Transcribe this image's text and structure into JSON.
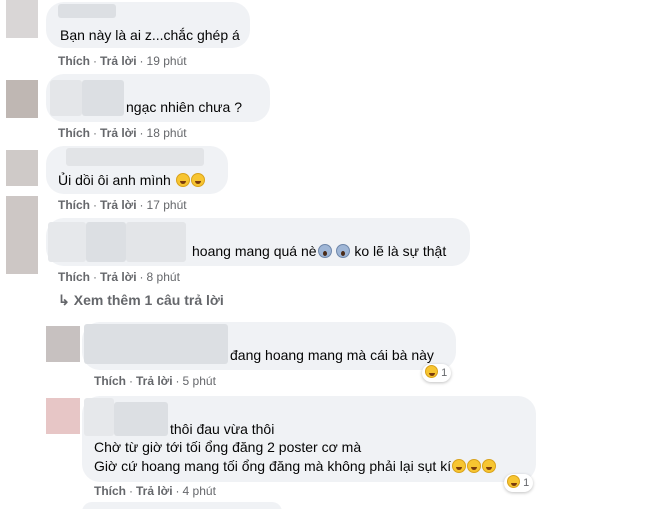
{
  "comments": [
    {
      "text": "Bạn này là ai z...chắc ghép á",
      "like": "Thích",
      "reply": "Trả lời",
      "time": "19 phút"
    },
    {
      "text": "ngạc nhiên chưa ?",
      "like": "Thích",
      "reply": "Trả lời",
      "time": "18 phút"
    },
    {
      "text": "Ủi dồi ôi anh mình",
      "like": "Thích",
      "reply": "Trả lời",
      "time": "17 phút"
    },
    {
      "text_a": "hoang mang quá nè",
      "text_b": "ko lẽ là sự thật",
      "like": "Thích",
      "reply": "Trả lời",
      "time": "8 phút"
    }
  ],
  "more_replies": "Xem thêm 1 câu trả lời",
  "replies": [
    {
      "text": "đang hoang mang mà cái bà này",
      "like": "Thích",
      "reply": "Trả lời",
      "time": "5 phút",
      "reaction_count": "1"
    },
    {
      "line1": "thôi đau vừa thôi",
      "line2": "Chờ từ giờ tới tối ổng đăng 2 poster cơ mà",
      "line3": "Giờ cứ hoang mang tối ổng đăng mà không phải lại sụt kí",
      "like": "Thích",
      "reply": "Trả lời",
      "time": "4 phút",
      "reaction_count": "1"
    }
  ],
  "icons": {
    "arrow": "reply-arrow-icon",
    "laugh": "grinning-squinting-face-emoji",
    "scream": "face-screaming-emoji"
  }
}
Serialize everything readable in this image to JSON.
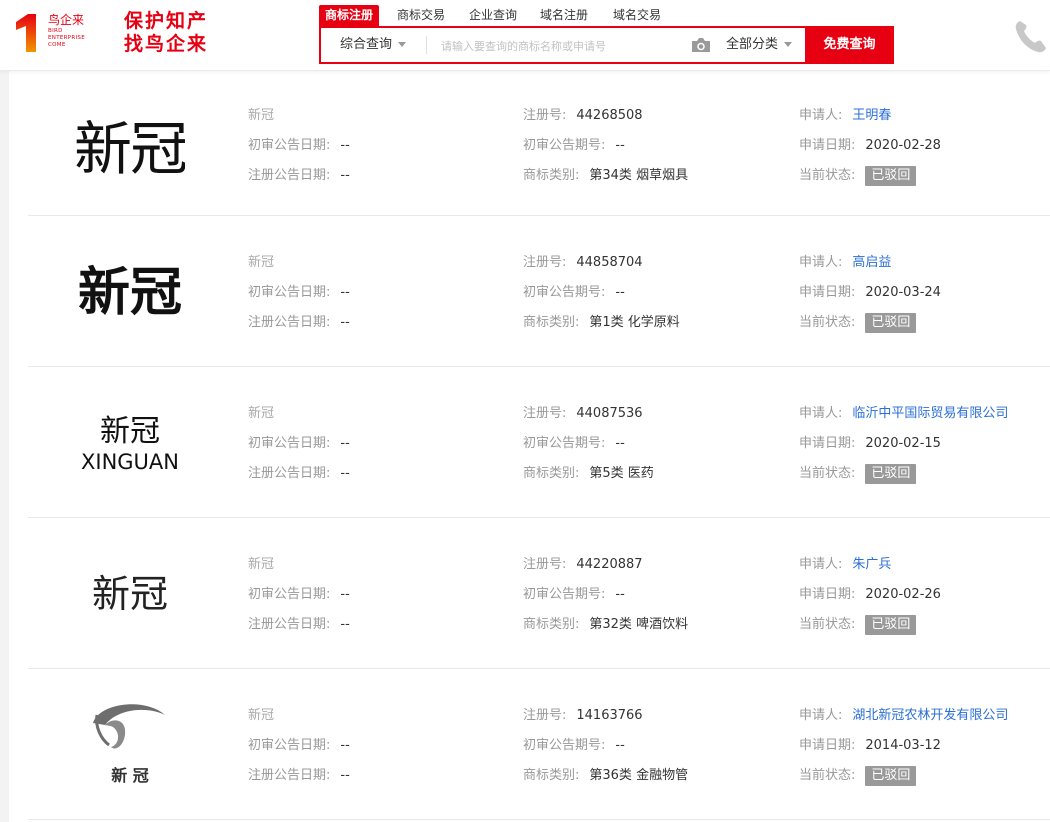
{
  "header": {
    "logo_cn": "鸟企来",
    "logo_en": [
      "BIRD",
      "ENTERPRISE",
      "COME"
    ],
    "slogan_line1": "保护知产",
    "slogan_line2": "找鸟企来",
    "tabs": [
      "商标注册",
      "商标交易",
      "企业查询",
      "域名注册",
      "域名交易"
    ],
    "search": {
      "mode": "综合查询",
      "placeholder": "请输入要查询的商标名称或申请号",
      "category": "全部分类",
      "button": "免费查询"
    }
  },
  "labels": {
    "reg_no": "注册号:",
    "applicant": "申请人:",
    "prelim_date": "初审公告日期:",
    "prelim_no": "初审公告期号:",
    "apply_date": "申请日期:",
    "reg_date": "注册公告日期:",
    "class": "商标类别:",
    "status": "当前状态:"
  },
  "results": [
    {
      "name": "新冠",
      "logo_text": "新冠",
      "reg_no": "44268508",
      "applicant": "王明春",
      "prelim_date": "--",
      "prelim_no": "--",
      "apply_date": "2020-02-28",
      "reg_date": "--",
      "class": "第34类 烟草烟具",
      "status": "已驳回"
    },
    {
      "name": "新冠",
      "logo_text": "新冠",
      "reg_no": "44858704",
      "applicant": "高启益",
      "prelim_date": "--",
      "prelim_no": "--",
      "apply_date": "2020-03-24",
      "reg_date": "--",
      "class": "第1类 化学原料",
      "status": "已驳回"
    },
    {
      "name": "新冠",
      "logo_text": "新冠",
      "logo_sub": "XINGUAN",
      "reg_no": "44087536",
      "applicant": "临沂中平国际贸易有限公司",
      "prelim_date": "--",
      "prelim_no": "--",
      "apply_date": "2020-02-15",
      "reg_date": "--",
      "class": "第5类 医药",
      "status": "已驳回"
    },
    {
      "name": "新冠",
      "logo_text": "新冠",
      "reg_no": "44220887",
      "applicant": "朱广兵",
      "prelim_date": "--",
      "prelim_no": "--",
      "apply_date": "2020-02-26",
      "reg_date": "--",
      "class": "第32类 啤酒饮料",
      "status": "已驳回"
    },
    {
      "name": "新冠",
      "logo_text": "新 冠",
      "reg_no": "14163766",
      "applicant": "湖北新冠农林开发有限公司",
      "prelim_date": "--",
      "prelim_no": "--",
      "apply_date": "2014-03-12",
      "reg_date": "--",
      "class": "第36类 金融物管",
      "status": "已驳回"
    }
  ]
}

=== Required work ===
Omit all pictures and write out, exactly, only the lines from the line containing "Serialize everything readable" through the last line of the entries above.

=== Result for this exercise ===
Serialize everything readable in this image to JSON.
{
  "header": {
    "logo_cn": "鸟企来",
    "logo_en": [
      "BIRD",
      "ENTERPRISE",
      "COME"
    ],
    "slogan_line1": "保护知产",
    "slogan_line2": "找鸟企来",
    "tabs": [
      "商标注册",
      "商标交易",
      "企业查询",
      "域名注册",
      "域名交易"
    ],
    "search": {
      "mode": "综合查询",
      "placeholder": "请输入要查询的商标名称或申请号",
      "category": "全部分类",
      "button": "免费查询"
    }
  },
  "labels": {
    "reg_no": "注册号:",
    "applicant": "申请人:",
    "prelim_date": "初审公告日期:",
    "prelim_no": "初审公告期号:",
    "apply_date": "申请日期:",
    "reg_date": "注册公告日期:",
    "class": "商标类别:",
    "status": "当前状态:"
  },
  "results": [
    {
      "name": "新冠",
      "logo_text": "新冠",
      "reg_no": "44268508",
      "applicant": "王明春",
      "prelim_date": "--",
      "prelim_no": "--",
      "apply_date": "2020-02-28",
      "reg_date": "--",
      "class": "第34类 烟草烟具",
      "status": "已驳回"
    },
    {
      "name": "新冠",
      "logo_text": "新冠",
      "reg_no": "44858704",
      "applicant": "高启益",
      "prelim_date": "--",
      "prelim_no": "--",
      "apply_date": "2020-03-24",
      "reg_date": "--",
      "class": "第1类 化学原料",
      "status": "已驳回"
    },
    {
      "name": "新冠",
      "logo_text": "新冠",
      "logo_sub": "XINGUAN",
      "reg_no": "44087536",
      "applicant": "临沂中平国际贸易有限公司",
      "prelim_date": "--",
      "prelim_no": "--",
      "apply_date": "2020-02-15",
      "reg_date": "--",
      "class": "第5类 医药",
      "status": "已驳回"
    },
    {
      "name": "新冠",
      "logo_text": "新冠",
      "reg_no": "44220887",
      "applicant": "朱广兵",
      "prelim_date": "--",
      "prelim_no": "--",
      "apply_date": "2020-02-26",
      "reg_date": "--",
      "class": "第32类 啤酒饮料",
      "status": "已驳回"
    },
    {
      "name": "新冠",
      "logo_text": "新 冠",
      "reg_no": "14163766",
      "applicant": "湖北新冠农林开发有限公司",
      "prelim_date": "--",
      "prelim_no": "--",
      "apply_date": "2014-03-12",
      "reg_date": "--",
      "class": "第36类 金融物管",
      "status": "已驳回"
    }
  ]
}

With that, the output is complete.